Bishop Smith also spoke in the Lords on church schools, Christians in the Middle East, race relations (including a debate on the Parekh report on multiculturalism), child welfare, global poverty, and in the Queen’s Speech following the 2001 General Election raised concerns about the changing situation for farmers and the rural population.
In a Lords debate following the terrorist acts in the USA of 11th September 2011 he spoke of tensions in Bradford and between religious communities. Setting out proposals for how Government could improve community relations, he concluded:
“I believe that if Bradford and cities like it, which are multicultural, multiracial and multi-faith on any reckoning, can be encouraged to get all the communities together, committed to living in peace and justice, in harmony and tolerance, the county and beyond will feel the benefit.
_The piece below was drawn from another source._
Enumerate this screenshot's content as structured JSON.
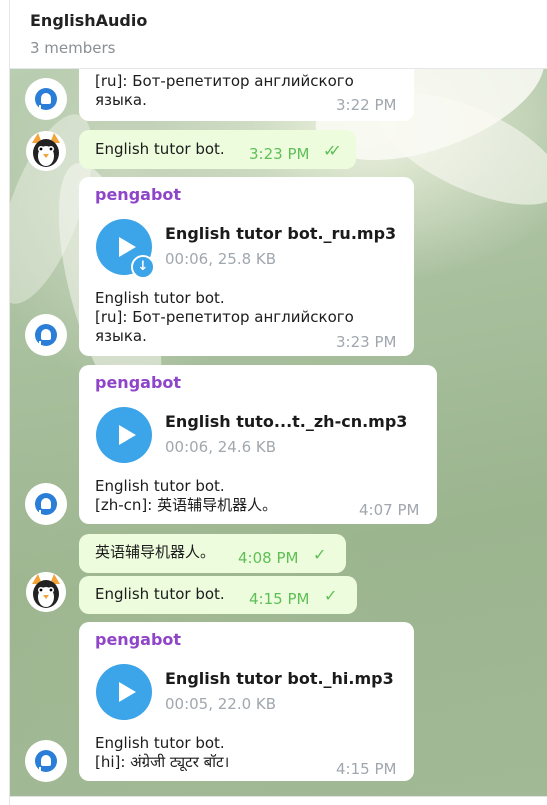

However, if we allow them to become seedbeds for youth discontent and disaffection, God help us.”
James and Baines
The Rt Rev David James, 9th Bishop of Bradford, was introduced to the House of Lords in 2009. Though he retired only a year later in July 2010, he used his brief time in parliament to speak on poverty, global affairs and community relations. Bishop James gave his maiden speech in a 2009 debate on the economy, on the need to “eradicate poverty and continue investing in our young people’s education.” He also made interventions on Sudan, asylum, child poverty and during the passage of the Equality Act 2010, including in support of an amendment on Catholic adoption agencies. His final speech, during the response to the 2010 /11 Queen Speech, he gave a warm welcome to the Coalition Government’s commitment to end the detention of children for immigration purposes.
As well as being a keen follower of Bradford football club, Bishop James was one of the first Bishops to read a speech in the House of Lords from an electronic hand-held device.
The 10th and last Bishop of Bradford is the Rt Rev Nick Baines. Although he will not have the opportunity to join the House of Lords as Bishop of Bradford, he will enter (likely later in 2014) in his new capacity as Bishop of Leeds, overseeing the newly created Diocese of West Yorkshire and the Dales. A regular blogger and tweeter, he frequently writes and comments on contemporary political issues.